### Supplied records
============================================================
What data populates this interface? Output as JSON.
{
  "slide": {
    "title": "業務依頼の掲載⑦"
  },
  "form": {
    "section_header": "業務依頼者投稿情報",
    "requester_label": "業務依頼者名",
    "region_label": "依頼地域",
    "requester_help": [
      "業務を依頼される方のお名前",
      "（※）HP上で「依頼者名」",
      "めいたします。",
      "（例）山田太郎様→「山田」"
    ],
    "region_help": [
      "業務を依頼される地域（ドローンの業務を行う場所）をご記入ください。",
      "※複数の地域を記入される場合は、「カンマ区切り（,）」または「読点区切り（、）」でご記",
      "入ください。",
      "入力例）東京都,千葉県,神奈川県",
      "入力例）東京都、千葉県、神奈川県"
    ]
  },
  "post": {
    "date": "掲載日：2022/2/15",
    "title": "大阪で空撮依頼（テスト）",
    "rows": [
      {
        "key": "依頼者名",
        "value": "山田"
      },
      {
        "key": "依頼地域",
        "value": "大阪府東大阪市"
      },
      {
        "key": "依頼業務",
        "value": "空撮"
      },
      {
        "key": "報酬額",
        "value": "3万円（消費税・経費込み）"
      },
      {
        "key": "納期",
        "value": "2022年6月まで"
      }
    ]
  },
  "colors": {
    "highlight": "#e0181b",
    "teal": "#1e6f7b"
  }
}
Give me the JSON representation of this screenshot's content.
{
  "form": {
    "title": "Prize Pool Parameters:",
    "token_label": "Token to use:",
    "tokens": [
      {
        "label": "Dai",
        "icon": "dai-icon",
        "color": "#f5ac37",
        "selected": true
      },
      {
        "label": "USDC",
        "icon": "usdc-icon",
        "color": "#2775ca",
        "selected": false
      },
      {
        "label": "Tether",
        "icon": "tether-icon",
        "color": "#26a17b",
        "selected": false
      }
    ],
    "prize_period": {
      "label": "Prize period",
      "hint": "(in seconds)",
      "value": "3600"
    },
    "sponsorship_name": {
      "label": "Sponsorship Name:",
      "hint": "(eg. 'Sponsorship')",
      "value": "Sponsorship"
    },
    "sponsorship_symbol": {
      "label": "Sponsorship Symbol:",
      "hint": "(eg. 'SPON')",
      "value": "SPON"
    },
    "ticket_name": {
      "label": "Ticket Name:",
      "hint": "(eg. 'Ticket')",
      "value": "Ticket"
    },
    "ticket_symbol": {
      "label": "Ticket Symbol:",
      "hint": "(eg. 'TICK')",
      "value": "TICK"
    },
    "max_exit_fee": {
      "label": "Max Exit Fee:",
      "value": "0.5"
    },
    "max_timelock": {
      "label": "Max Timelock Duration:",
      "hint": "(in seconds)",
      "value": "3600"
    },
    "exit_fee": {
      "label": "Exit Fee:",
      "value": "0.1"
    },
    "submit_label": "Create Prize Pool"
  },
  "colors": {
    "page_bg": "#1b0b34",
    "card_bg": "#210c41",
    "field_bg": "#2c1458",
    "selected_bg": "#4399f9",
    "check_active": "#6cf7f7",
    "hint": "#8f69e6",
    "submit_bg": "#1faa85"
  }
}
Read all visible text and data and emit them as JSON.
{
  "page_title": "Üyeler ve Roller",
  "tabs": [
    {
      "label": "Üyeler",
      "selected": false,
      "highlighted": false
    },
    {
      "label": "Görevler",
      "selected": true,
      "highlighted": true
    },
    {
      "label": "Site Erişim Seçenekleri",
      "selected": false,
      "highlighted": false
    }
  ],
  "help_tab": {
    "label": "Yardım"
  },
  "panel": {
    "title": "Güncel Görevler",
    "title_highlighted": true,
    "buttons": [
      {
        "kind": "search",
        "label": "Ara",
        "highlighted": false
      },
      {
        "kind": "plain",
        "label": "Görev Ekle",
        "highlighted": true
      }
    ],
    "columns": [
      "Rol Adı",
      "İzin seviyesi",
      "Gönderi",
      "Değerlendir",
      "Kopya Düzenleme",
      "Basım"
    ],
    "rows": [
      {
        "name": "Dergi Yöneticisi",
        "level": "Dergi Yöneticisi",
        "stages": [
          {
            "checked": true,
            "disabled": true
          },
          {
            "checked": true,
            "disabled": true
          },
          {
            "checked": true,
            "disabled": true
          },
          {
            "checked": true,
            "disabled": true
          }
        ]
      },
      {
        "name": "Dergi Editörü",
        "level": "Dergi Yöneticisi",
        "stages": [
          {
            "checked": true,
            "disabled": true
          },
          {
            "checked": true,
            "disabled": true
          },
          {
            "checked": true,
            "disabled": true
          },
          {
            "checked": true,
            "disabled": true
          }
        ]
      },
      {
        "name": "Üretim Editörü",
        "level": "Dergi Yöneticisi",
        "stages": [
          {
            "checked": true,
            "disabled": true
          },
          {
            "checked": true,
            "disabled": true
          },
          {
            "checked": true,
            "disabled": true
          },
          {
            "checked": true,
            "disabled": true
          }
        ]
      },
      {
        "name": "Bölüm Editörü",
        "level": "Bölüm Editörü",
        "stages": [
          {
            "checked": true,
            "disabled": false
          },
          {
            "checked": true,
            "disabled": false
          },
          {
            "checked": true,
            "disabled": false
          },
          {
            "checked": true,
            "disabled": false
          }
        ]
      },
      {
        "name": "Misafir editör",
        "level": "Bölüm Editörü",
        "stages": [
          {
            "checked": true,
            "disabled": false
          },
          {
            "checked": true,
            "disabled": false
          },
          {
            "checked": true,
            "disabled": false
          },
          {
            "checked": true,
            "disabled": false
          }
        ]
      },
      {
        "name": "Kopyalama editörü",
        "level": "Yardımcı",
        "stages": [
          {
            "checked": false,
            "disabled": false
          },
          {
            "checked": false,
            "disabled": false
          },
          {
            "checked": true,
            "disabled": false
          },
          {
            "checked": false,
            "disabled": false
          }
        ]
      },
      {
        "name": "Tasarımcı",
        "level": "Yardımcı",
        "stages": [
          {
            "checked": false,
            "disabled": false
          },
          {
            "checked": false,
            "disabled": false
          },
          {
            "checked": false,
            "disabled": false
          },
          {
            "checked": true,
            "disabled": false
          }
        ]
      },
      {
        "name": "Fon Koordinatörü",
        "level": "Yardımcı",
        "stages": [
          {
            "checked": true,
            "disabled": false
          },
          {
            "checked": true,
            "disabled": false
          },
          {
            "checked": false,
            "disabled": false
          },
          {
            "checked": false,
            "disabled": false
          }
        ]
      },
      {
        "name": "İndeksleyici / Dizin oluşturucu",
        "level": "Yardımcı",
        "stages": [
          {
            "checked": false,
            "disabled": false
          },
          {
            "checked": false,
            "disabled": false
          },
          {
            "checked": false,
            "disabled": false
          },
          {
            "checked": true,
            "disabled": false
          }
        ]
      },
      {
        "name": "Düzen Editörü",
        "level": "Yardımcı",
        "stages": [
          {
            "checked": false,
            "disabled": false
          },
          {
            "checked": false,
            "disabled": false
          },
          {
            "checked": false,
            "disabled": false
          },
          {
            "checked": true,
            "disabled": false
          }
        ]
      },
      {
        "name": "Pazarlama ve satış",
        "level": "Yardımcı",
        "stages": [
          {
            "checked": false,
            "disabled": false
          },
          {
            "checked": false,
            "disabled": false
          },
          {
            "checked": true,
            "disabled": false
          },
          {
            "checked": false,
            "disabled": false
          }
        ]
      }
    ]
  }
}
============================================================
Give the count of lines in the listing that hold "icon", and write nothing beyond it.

3